Larry Culp will be a hero on Wall Street if he can revitalize General Electric’s lifeless share price. The new GE boss will also be about $300 million richer.
Culp secured a handsome pay package when he agreed on Monday to become the first outsider CEO in GE’s 126-year history. He faces enormous challenges given GE’s debt-riddled balance sheet, shrinking cash flow and slumping power division.
The four-year agreement, detailed in filings made public late Thursday, calls for Culp to receive an annual base salary of $2.5 million and a bonus of up to $3.75 million a year.
Culp, the former CEO of industrial manufacturer Danaher (DHR), can also receive up to $15 million a year in performance share units if he hits certain other targets.
If GE’s share price holds at least 50% above the 30-day average prior to Culp’s arrival, the new CEO would claim a one-time reward.
A 50% leap for GE shares would take it to about $18.60 – a sizable recovery given the company’s recent stumbles. Culp would receive 2.5 million shares valued at about $46.5 million.
The real big money comes if GE’s shares spike 150% – to about $31 a share – by September 30, 2022. That would trigger a reward of 7.5 million shares, valued at $232.5 million.
In other words, Culp stands to receive more than $310 million in total compensation if he can engineer a GE comeback in the next four years.
Of course, shareholders would be thrilled with that kind of improvement in GE’s share price after many years of horrible performance. Nearly half a trillion has evaporated from GE’s market value over the past 18 years, or roughly the size of Facebook (FB).
“Larry is a proven executive with a long track record of superior execution,” GE said in a statement. “The Board’s package to attract Larry is overwhelmingly tied to performance.”
Culp has a track record for success. Danaher’s market value and revenue quintupled during his tenure there.
GE said that only about 10% of Culp’s annual pay is guaranteed and the one-time grant will only pay if the company’s market value climbs by at least $50 billion. Last week, GE fell below $100 billion in market value for the first time since the Great Recession.
The one-time reward will not pay if Culp is fired for cause or if he quits “without good reason,” the filing said.
Investors are loving the early days of the Culp era. GE’s share price climbed another 4% on Friday, leaving it up nearly 17% since the hiring was announced.
Even Wall Street’s biggest GE bear praised the leadership shuffle.
“We fully expect him to do well,” JPMorgan Chase analyst C. Stephen Tusa, Jr. wrote to clients this week.
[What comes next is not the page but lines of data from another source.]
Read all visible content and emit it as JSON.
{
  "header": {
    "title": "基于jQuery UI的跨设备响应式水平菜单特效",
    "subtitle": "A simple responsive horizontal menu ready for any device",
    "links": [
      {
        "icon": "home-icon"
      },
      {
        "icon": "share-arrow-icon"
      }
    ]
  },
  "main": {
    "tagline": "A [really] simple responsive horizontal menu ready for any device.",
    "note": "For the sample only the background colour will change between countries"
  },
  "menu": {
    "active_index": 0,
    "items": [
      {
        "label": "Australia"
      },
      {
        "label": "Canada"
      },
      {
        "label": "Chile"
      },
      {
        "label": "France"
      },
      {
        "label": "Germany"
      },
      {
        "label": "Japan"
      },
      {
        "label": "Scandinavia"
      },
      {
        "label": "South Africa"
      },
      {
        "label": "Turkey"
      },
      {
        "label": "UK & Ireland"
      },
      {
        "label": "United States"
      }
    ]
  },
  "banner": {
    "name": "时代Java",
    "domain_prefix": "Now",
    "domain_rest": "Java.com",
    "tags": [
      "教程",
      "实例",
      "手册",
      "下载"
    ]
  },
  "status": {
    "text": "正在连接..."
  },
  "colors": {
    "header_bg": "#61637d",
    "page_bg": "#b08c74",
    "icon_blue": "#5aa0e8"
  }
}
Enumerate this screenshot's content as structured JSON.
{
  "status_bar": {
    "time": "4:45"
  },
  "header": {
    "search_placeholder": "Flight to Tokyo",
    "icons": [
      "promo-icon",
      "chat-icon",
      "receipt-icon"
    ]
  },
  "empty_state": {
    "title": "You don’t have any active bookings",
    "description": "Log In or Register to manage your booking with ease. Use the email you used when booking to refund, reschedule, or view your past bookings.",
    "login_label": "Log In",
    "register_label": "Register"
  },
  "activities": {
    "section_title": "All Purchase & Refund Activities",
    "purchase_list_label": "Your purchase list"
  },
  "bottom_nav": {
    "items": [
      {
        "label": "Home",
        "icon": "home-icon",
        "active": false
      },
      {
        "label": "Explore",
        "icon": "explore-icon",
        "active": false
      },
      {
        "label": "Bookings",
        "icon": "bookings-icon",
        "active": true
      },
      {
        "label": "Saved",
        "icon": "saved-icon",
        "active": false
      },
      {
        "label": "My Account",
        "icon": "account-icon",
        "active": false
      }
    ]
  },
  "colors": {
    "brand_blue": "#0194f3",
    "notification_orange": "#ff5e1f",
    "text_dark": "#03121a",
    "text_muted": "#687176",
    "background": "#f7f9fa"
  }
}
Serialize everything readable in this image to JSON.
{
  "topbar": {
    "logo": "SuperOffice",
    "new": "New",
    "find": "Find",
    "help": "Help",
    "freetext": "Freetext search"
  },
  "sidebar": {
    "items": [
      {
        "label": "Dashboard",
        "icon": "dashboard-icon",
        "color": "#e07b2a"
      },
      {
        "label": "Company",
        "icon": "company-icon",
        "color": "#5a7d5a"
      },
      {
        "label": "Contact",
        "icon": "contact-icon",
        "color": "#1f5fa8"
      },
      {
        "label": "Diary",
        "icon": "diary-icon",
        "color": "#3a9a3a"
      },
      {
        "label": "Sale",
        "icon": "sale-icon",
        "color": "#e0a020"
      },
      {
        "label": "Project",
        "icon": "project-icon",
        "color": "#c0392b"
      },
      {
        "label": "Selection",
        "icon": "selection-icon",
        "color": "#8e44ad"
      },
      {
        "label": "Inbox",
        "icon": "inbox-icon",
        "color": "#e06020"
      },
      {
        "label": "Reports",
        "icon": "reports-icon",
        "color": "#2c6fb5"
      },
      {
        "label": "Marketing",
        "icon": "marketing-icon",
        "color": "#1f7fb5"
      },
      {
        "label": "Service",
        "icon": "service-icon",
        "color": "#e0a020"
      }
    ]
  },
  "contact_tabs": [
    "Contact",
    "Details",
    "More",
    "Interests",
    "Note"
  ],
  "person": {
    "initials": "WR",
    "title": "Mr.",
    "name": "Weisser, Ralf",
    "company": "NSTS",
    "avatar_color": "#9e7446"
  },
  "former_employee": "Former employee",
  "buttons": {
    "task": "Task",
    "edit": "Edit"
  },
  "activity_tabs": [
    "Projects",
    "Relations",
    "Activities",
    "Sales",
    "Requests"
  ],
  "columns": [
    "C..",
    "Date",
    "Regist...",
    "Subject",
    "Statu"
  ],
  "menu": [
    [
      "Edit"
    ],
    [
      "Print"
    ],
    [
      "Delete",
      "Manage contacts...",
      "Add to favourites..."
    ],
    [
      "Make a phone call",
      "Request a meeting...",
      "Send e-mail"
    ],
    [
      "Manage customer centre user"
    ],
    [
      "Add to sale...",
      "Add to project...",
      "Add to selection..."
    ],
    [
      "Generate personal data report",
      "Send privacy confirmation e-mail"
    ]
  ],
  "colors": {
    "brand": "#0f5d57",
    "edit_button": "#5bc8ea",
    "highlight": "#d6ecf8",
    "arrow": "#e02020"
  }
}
He called the hiring a clear “positive for future investor confidence.”
But Tusa warned that Culp has a “large amount of wood to chop” because he’s inheriting a troubled company.
Analysts expect Culp to seriously consider layoffs, especially at GE’s headquarters and its slumping power division.
Some question whether GE’s pay package will force the new boss to be too short-term oriented.
“Larry must be rewarded for the drivers of a great business and not be tempted to take shortcuts to boost stock price,” said Eleanor Bloxham, founder and CEO of The Value Alliance, which advises boards on corporate governance.
“I’d be concerned about financial manipulation that would dress up a pig,” Bloxham said.